◆ Task directions ◆
Every entry in the data below needs to be repeated exactly.

◆ Records for this exercise ◆
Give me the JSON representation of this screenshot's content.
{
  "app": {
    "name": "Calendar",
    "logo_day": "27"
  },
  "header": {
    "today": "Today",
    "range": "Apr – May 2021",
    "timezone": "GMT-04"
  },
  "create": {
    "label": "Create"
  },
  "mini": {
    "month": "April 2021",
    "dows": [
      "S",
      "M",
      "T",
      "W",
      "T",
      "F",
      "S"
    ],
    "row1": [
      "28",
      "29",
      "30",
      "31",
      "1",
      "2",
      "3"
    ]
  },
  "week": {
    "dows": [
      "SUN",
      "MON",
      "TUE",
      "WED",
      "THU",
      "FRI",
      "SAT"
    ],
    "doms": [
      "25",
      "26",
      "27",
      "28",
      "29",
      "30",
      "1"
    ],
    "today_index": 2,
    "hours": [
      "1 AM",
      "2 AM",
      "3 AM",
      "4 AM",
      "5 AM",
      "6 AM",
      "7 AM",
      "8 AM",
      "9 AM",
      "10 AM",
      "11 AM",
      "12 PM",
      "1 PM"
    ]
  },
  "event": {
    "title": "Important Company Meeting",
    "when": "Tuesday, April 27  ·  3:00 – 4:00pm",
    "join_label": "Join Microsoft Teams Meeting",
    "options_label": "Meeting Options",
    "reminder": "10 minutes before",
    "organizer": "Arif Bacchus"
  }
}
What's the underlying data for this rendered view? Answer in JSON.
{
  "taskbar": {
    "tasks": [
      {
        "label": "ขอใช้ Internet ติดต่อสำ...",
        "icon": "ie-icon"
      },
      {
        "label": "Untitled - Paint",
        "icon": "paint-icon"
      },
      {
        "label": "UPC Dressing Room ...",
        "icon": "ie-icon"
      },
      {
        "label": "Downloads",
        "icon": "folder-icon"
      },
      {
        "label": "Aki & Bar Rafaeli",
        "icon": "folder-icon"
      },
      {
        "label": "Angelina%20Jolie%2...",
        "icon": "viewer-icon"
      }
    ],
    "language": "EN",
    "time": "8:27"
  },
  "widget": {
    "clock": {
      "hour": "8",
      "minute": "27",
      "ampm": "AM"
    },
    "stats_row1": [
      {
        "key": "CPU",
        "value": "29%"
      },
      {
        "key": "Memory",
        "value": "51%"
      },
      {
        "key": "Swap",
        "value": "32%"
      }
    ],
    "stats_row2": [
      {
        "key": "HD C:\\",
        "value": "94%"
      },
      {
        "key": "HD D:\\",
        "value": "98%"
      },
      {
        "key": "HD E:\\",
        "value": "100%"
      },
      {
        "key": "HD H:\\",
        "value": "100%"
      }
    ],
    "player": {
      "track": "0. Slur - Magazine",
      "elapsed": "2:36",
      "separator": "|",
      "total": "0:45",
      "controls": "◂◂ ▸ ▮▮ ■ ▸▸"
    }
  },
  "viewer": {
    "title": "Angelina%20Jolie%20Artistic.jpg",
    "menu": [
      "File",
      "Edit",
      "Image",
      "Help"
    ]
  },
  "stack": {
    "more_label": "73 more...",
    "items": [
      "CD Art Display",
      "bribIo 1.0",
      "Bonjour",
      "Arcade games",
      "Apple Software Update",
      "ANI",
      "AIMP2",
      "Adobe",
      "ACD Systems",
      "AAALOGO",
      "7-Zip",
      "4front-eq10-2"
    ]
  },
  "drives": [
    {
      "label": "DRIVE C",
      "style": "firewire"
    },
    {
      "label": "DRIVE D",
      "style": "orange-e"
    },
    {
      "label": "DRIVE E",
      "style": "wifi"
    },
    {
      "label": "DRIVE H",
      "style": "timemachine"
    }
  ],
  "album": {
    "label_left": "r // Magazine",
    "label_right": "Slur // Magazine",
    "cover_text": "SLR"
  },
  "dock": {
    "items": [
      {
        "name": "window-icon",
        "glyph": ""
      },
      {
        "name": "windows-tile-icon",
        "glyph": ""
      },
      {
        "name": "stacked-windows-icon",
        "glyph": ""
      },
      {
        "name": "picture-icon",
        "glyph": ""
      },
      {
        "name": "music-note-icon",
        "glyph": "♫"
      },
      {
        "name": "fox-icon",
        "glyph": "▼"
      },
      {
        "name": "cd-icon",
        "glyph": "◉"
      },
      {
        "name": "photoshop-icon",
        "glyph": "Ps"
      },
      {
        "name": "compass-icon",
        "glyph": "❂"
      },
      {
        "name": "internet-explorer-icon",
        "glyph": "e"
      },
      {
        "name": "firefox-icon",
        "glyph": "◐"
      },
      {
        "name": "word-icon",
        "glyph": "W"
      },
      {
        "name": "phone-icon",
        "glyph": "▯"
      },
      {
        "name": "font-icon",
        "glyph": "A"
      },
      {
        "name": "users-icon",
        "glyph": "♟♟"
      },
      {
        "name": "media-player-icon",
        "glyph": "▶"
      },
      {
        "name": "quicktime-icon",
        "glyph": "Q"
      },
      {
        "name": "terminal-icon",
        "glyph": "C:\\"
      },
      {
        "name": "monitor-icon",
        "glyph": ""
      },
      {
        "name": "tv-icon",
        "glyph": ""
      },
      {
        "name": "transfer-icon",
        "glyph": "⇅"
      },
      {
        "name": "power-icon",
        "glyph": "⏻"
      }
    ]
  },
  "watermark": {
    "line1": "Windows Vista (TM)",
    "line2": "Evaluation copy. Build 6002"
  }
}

◆ Exercise answer ◆
Give me the JSON representation of this screenshot's content.
{
  "app": {
    "name": "Calendar",
    "logo_day": "27"
  },
  "header": {
    "today": "Today",
    "range": "Apr – May 2021",
    "timezone": "GMT-04"
  },
  "create": {
    "label": "Create"
  },
  "mini": {
    "month": "April 2021",
    "dows": [
      "S",
      "M",
      "T",
      "W",
      "T",
      "F",
      "S"
    ],
    "row1": [
      "28",
      "29",
      "30",
      "31",
      "1",
      "2",
      "3"
    ]
  },
  "week": {
    "dows": [
      "SUN",
      "MON",
      "TUE",
      "WED",
      "THU",
      "FRI",
      "SAT"
    ],
    "doms": [
      "25",
      "26",
      "27",
      "28",
      "29",
      "30",
      "1"
    ],
    "today_index": 2,
    "hours": [
      "1 AM",
      "2 AM",
      "3 AM",
      "4 AM",
      "5 AM",
      "6 AM",
      "7 AM",
      "8 AM",
      "9 AM",
      "10 AM",
      "11 AM",
      "12 PM",
      "1 PM"
    ]
  },
  "event": {
    "title": "Important Company Meeting",
    "when": "Tuesday, April 27  ·  3:00 – 4:00pm",
    "join_label": "Join Microsoft Teams Meeting",
    "options_label": "Meeting Options",
    "reminder": "10 minutes before",
    "organizer": "Arif Bacchus"
  }
}
What's the underlying data for this rendered view? Answer in JSON.
{
  "taskbar": {
    "tasks": [
      {
        "label": "ขอใช้ Internet ติดต่อสำ...",
        "icon": "ie-icon"
      },
      {
        "label": "Untitled - Paint",
        "icon": "paint-icon"
      },
      {
        "label": "UPC Dressing Room ...",
        "icon": "ie-icon"
      },
      {
        "label": "Downloads",
        "icon": "folder-icon"
      },
      {
        "label": "Aki & Bar Rafaeli",
        "icon": "folder-icon"
      },
      {
        "label": "Angelina%20Jolie%2...",
        "icon": "viewer-icon"
      }
    ],
    "language": "EN",
    "time": "8:27"
  },
  "widget": {
    "clock": {
      "hour": "8",
      "minute": "27",
      "ampm": "AM"
    },
    "stats_row1": [
      {
        "key": "CPU",
        "value": "29%"
      },
      {
        "key": "Memory",
        "value": "51%"
      },
      {
        "key": "Swap",
        "value": "32%"
      }
    ],
    "stats_row2": [
      {
        "key": "HD C:\\",
        "value": "94%"
      },
      {
        "key": "HD D:\\",
        "value": "98%"
      },
      {
        "key": "HD E:\\",
        "value": "100%"
      },
      {
        "key": "HD H:\\",
        "value": "100%"
      }
    ],
    "player": {
      "track": "0. Slur - Magazine",
      "elapsed": "2:36",
      "separator": "|",
      "total": "0:45",
      "controls": "◂◂ ▸ ▮▮ ■ ▸▸"
    }
  },
  "viewer": {
    "title": "Angelina%20Jolie%20Artistic.jpg",
    "menu": [
      "File",
      "Edit",
      "Image",
      "Help"
    ]
  },
  "stack": {
    "more_label": "73 more...",
    "items": [
      "CD Art Display",
      "bribIo 1.0",
      "Bonjour",
      "Arcade games",
      "Apple Software Update",
      "ANI",
      "AIMP2",
      "Adobe",
      "ACD Systems",
      "AAALOGO",
      "7-Zip",
      "4front-eq10-2"
    ]
  },
  "drives": [
    {
      "label": "DRIVE C",
      "style": "firewire"
    },
    {
      "label": "DRIVE D",
      "style": "orange-e"
    },
    {
      "label": "DRIVE E",
      "style": "wifi"
    },
    {
      "label": "DRIVE H",
      "style": "timemachine"
    }
  ],
  "album": {
    "label_left": "r // Magazine",
    "label_right": "Slur // Magazine",
    "cover_text": "SLR"
  },
  "dock": {
    "items": [
      {
        "name": "window-icon",
        "glyph": ""
      },
      {
        "name": "windows-tile-icon",
        "glyph": ""
      },
      {
        "name": "stacked-windows-icon",
        "glyph": ""
      },
      {
        "name": "picture-icon",
        "glyph": ""
      },
      {
        "name": "music-note-icon",
        "glyph": "♫"
      },
      {
        "name": "fox-icon",
        "glyph": "▼"
      },
      {
        "name": "cd-icon",
        "glyph": "◉"
      },
      {
        "name": "photoshop-icon",
        "glyph": "Ps"
      },
      {
        "name": "compass-icon",
        "glyph": "❂"
      },
      {
        "name": "internet-explorer-icon",
        "glyph": "e"
      },
      {
        "name": "firefox-icon",
        "glyph": "◐"
      },
      {
        "name": "word-icon",
        "glyph": "W"
      },
      {
        "name": "phone-icon",
        "glyph": "▯"
      },
      {
        "name": "font-icon",
        "glyph": "A"
      },
      {
        "name": "users-icon",
        "glyph": "♟♟"
      },
      {
        "name": "media-player-icon",
        "glyph": "▶"
      },
      {
        "name": "quicktime-icon",
        "glyph": "Q"
      },
      {
        "name": "terminal-icon",
        "glyph": "C:\\"
      },
      {
        "name": "monitor-icon",
        "glyph": ""
      },
      {
        "name": "tv-icon",
        "glyph": ""
      },
      {
        "name": "transfer-icon",
        "glyph": "⇅"
      },
      {
        "name": "power-icon",
        "glyph": "⏻"
      }
    ]
  },
  "watermark": {
    "line1": "Windows Vista (TM)",
    "line2": "Evaluation copy. Build 6002"
  }
}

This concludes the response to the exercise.